Because many younger Tibetans have become impatient with his pacifism and – to the disapproval of the Dalai Lama and the alarm of the Chinese government – have turned to violent protest, though their targets seem to have been property rather than people. But yesterday the Dalai Lama told reporters that events were out of his control in Tibet and said he will resign if violence in his homeland worsens.
How has China reacted?
Violently. At least 99 people have been killed, including 19 shot dead by security forces in China's northwestern Gansu province. The Beijing government blames the Dalai Lama and says his "Tibetan mobs" have killed 13 "innocent Chinese". The Chinese Premier Wen Jiabao yesterday said: there was evidence "that this incident was organized, premeditated, masterminded and incited by the Dalai clique".
Will all this affect the Olympic Games?
Probably.
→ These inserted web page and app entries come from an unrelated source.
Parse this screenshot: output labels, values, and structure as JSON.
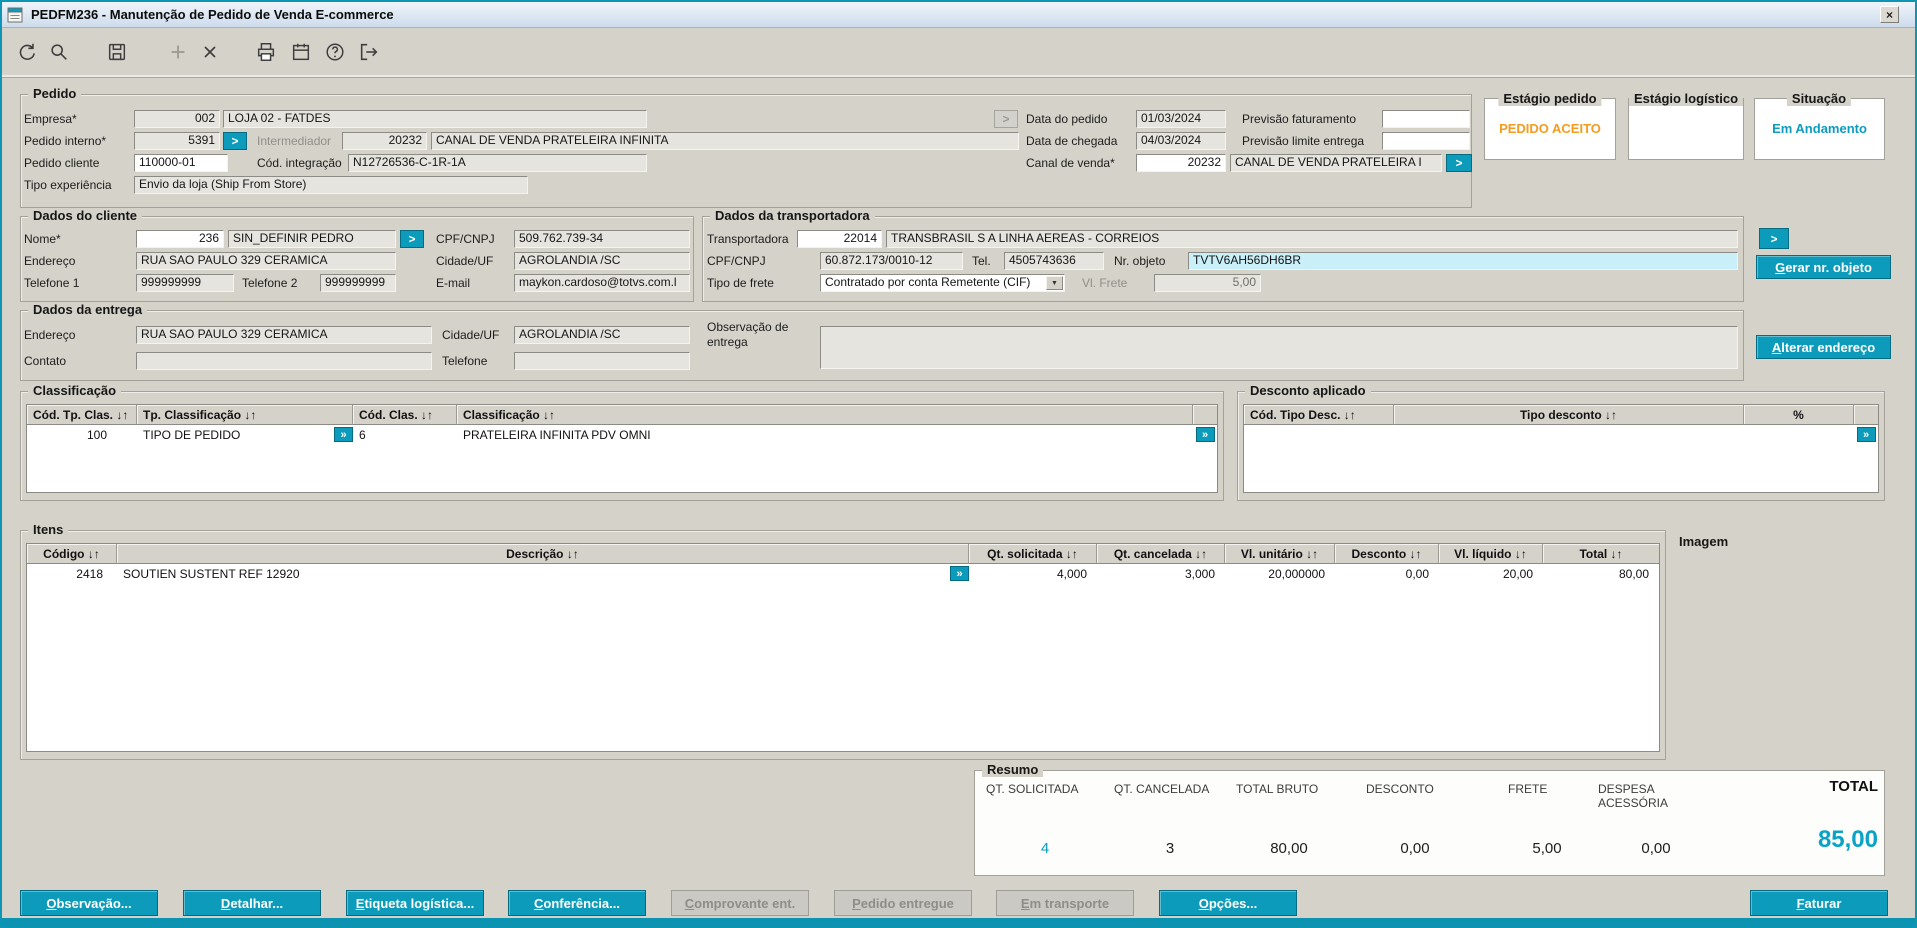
{
  "window": {
    "title": "PEDFM236 - Manutenção de Pedido de Venda E-commerce",
    "close_glyph": "×"
  },
  "ui": {
    "lookup_glyph": ">",
    "detail_glyph": "»",
    "dropdown_glyph": "▼"
  },
  "toolbar": {
    "icons": [
      "refresh",
      "search",
      "save",
      "add",
      "delete",
      "print",
      "calendar",
      "help",
      "exit"
    ]
  },
  "pedido": {
    "legend": "Pedido",
    "empresa": {
      "label": "Empresa*",
      "code": "002",
      "name": "LOJA 02 - FATDES"
    },
    "pedido_interno": {
      "label": "Pedido interno*",
      "value": "5391"
    },
    "intermediador": {
      "label": "Intermediador",
      "code": "20232",
      "name": "CANAL DE VENDA PRATELEIRA INFINITA"
    },
    "pedido_cliente": {
      "label": "Pedido cliente",
      "value": "110000-01"
    },
    "cod_integracao": {
      "label": "Cód. integração",
      "value": "N12726536-C-1R-1A"
    },
    "tipo_experiencia": {
      "label": "Tipo experiência",
      "value": "Envio da loja (Ship From Store)"
    },
    "data_pedido": {
      "label": "Data do pedido",
      "value": "01/03/2024"
    },
    "previsao_faturamento": {
      "label": "Previsão faturamento",
      "value": ""
    },
    "data_chegada": {
      "label": "Data de chegada",
      "value": "04/03/2024"
    },
    "previsao_limite": {
      "label": "Previsão limite entrega",
      "value": ""
    },
    "canal_venda": {
      "label": "Canal de venda*",
      "code": "20232",
      "name": "CANAL DE VENDA PRATELEIRA I"
    }
  },
  "status": {
    "estagio_pedido": {
      "label": "Estágio pedido",
      "value": "PEDIDO ACEITO"
    },
    "estagio_logistico": {
      "label": "Estágio logístico",
      "value": ""
    },
    "situacao": {
      "label": "Situação",
      "value": "Em Andamento"
    }
  },
  "cliente": {
    "legend": "Dados do cliente",
    "nome": {
      "label": "Nome*",
      "code": "236",
      "name": "SIN_DEFINIR PEDRO"
    },
    "cpf": {
      "label": "CPF/CNPJ",
      "value": "509.762.739-34"
    },
    "endereco": {
      "label": "Endereço",
      "value": "RUA SAO PAULO 329 CERAMICA"
    },
    "cidade": {
      "label": "Cidade/UF",
      "value": "AGROLANDIA /SC"
    },
    "telefone1": {
      "label": "Telefone 1",
      "value": "999999999"
    },
    "telefone2": {
      "label": "Telefone 2",
      "value": "999999999"
    },
    "email": {
      "label": "E-mail",
      "value": "maykon.cardoso@totvs.com.l"
    }
  },
  "transportadora": {
    "legend": "Dados da transportadora",
    "transportadora": {
      "label": "Transportadora",
      "code": "22014",
      "name": "TRANSBRASIL S A LINHA AEREAS - CORREIOS"
    },
    "cpf": {
      "label": "CPF/CNPJ",
      "value": "60.872.173/0010-12"
    },
    "tel": {
      "label": "Tel.",
      "value": "4505743636"
    },
    "nr_objeto": {
      "label": "Nr. objeto",
      "value": "TVTV6AH56DH6BR"
    },
    "tipo_frete": {
      "label": "Tipo de frete",
      "value": "Contratado por conta Remetente (CIF)"
    },
    "vl_frete": {
      "label": "Vl. Frete",
      "value": "5,00"
    },
    "gerar_btn": "Gerar nr. objeto"
  },
  "entrega": {
    "legend": "Dados da entrega",
    "endereco": {
      "label": "Endereço",
      "value": "RUA SAO PAULO 329 CERAMICA"
    },
    "cidade": {
      "label": "Cidade/UF",
      "value": "AGROLANDIA /SC"
    },
    "observacao": {
      "label": "Observação de entrega",
      "value": ""
    },
    "contato": {
      "label": "Contato",
      "value": ""
    },
    "telefone": {
      "label": "Telefone",
      "value": ""
    },
    "alterar_btn": "Alterar endereço"
  },
  "classificacao": {
    "legend": "Classificação",
    "headers": [
      "Cód. Tp. Clas. ↓↑",
      "Tp. Classificação ↓↑",
      "Cód. Clas. ↓↑",
      "Classificação ↓↑"
    ],
    "rows": [
      {
        "cod_tp": "100",
        "tp": "TIPO DE PEDIDO",
        "cod": "6",
        "nome": "PRATELEIRA INFINITA PDV OMNI"
      }
    ]
  },
  "desconto": {
    "legend": "Desconto aplicado",
    "headers": [
      "Cód. Tipo Desc. ↓↑",
      "Tipo desconto ↓↑",
      "%"
    ]
  },
  "itens": {
    "legend": "Itens",
    "imagem_label": "Imagem",
    "headers": [
      "Código ↓↑",
      "Descrição ↓↑",
      "Qt. solicitada ↓↑",
      "Qt. cancelada ↓↑",
      "Vl. unitário ↓↑",
      "Desconto ↓↑",
      "Vl. líquido ↓↑",
      "Total ↓↑"
    ],
    "rows": [
      {
        "codigo": "2418",
        "descricao": "SOUTIEN SUSTENT REF 12920",
        "qt_solicitada": "4,000",
        "qt_cancelada": "3,000",
        "vl_unitario": "20,000000",
        "desconto": "0,00",
        "vl_liquido": "20,00",
        "total": "80,00"
      }
    ]
  },
  "resumo": {
    "legend": "Resumo",
    "cols": [
      {
        "label": "QT. SOLICITADA",
        "value": "4"
      },
      {
        "label": "QT. CANCELADA",
        "value": "3"
      },
      {
        "label": "TOTAL BRUTO",
        "value": "80,00"
      },
      {
        "label": "DESCONTO",
        "value": "0,00"
      },
      {
        "label": "FRETE",
        "value": "5,00"
      },
      {
        "label": "DESPESA ACESSÓRIA",
        "value": "0,00"
      },
      {
        "label": "TOTAL",
        "value": "85,00"
      }
    ]
  },
  "actions": {
    "observacao": "Observação...",
    "detalhar": "Detalhar...",
    "etiqueta": "Etiqueta logística...",
    "conferencia": "Conferência...",
    "comprovante": "Comprovante ent.",
    "pedido_entregue": "Pedido entregue",
    "em_transporte": "Em transporte",
    "opcoes": "Opções...",
    "faturar": "Faturar"
  },
  "colors": {
    "teal": "#0d9bbb",
    "orange": "#f59c20",
    "highlight": "#c9eff8"
  }
}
Campaigners inside and outside China are planning to use the Games in August to highlight their cause. The journeying of the Olympic torch through Tibet, and up Mount Everest, in June, on its way to the Games, could be a flashpoint. Tibetan activists demonstrated outside the International Olympic Committees headquarters yesterday demanding the torch, supposedly a symbol of understanding, be re-routed.
Anything. Protests have now spread to other Chinese provinces bordering the Himalayan region. Tibetans have staged demonstrations in the provinces of Gansu, Qinghai and Sichuan. China's Ministry of Public Security ordered an increased police presence there. Tensions are rising. The Chinese police have put down their batons and picked up their rifles.
Is the Dalai Lama responsible for the violence in Tibet?
* His campaigning for autonomy for Tibet, in the face of political reality, has encouraged false hopes among protesters
* The Chinese claim to have evidence that the unrest was 'masterminded and incited by the Dalai clique'
* Though his words are those of a man of peace his actions are those of a cunning politician
* He has a life-long commitment to peace, and would only accept protest in his name that was non-violent
* The Chinese authorities, yet again, have sent armed troops in to deal with unarmed civilians
* Beijing's policy of flooding Tibet with Chinese immigrants is the real cause of the deep resentment among Tibetans